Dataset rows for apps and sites
▼▼▼
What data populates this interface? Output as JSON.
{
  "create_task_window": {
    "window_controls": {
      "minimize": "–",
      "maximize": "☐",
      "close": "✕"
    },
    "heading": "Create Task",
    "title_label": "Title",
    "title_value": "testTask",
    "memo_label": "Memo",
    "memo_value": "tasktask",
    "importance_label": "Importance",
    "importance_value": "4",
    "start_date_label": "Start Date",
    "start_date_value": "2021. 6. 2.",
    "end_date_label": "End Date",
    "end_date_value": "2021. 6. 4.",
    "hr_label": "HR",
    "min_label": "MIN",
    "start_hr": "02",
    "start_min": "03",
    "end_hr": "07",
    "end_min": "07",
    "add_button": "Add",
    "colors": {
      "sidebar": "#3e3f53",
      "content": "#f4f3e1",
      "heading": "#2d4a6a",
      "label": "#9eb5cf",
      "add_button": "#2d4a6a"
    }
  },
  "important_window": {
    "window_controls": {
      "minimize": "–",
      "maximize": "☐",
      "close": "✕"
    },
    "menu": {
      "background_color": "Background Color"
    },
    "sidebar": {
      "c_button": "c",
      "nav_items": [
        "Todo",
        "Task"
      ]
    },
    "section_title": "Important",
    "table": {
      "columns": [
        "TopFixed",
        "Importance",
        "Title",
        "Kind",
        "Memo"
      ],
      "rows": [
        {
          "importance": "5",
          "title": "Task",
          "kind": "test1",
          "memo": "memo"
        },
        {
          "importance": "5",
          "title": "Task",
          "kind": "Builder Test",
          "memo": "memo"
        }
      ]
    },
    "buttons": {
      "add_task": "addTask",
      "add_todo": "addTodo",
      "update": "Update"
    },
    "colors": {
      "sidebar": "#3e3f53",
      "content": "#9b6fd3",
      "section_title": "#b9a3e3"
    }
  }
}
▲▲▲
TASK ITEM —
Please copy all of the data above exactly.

ANSWER BOX —
What data populates this interface? Output as JSON.
{
  "create_task_window": {
    "window_controls": {
      "minimize": "–",
      "maximize": "☐",
      "close": "✕"
    },
    "heading": "Create Task",
    "title_label": "Title",
    "title_value": "testTask",
    "memo_label": "Memo",
    "memo_value": "tasktask",
    "importance_label": "Importance",
    "importance_value": "4",
    "start_date_label": "Start Date",
    "start_date_value": "2021. 6. 2.",
    "end_date_label": "End Date",
    "end_date_value": "2021. 6. 4.",
    "hr_label": "HR",
    "min_label": "MIN",
    "start_hr": "02",
    "start_min": "03",
    "end_hr": "07",
    "end_min": "07",
    "add_button": "Add",
    "colors": {
      "sidebar": "#3e3f53",
      "content": "#f4f3e1",
      "heading": "#2d4a6a",
      "label": "#9eb5cf",
      "add_button": "#2d4a6a"
    }
  },
  "important_window": {
    "window_controls": {
      "minimize": "–",
      "maximize": "☐",
      "close": "✕"
    },
    "menu": {
      "background_color": "Background Color"
    },
    "sidebar": {
      "c_button": "c",
      "nav_items": [
        "Todo",
        "Task"
      ]
    },
    "section_title": "Important",
    "table": {
      "columns": [
        "TopFixed",
        "Importance",
        "Title",
        "Kind",
        "Memo"
      ],
      "rows": [
        {
          "importance": "5",
          "title": "Task",
          "kind": "test1",
          "memo": "memo"
        },
        {
          "importance": "5",
          "title": "Task",
          "kind": "Builder Test",
          "memo": "memo"
        }
      ]
    },
    "buttons": {
      "add_task": "addTask",
      "add_todo": "addTodo",
      "update": "Update"
    },
    "colors": {
      "sidebar": "#3e3f53",
      "content": "#9b6fd3",
      "section_title": "#b9a3e3"
    }
  }
}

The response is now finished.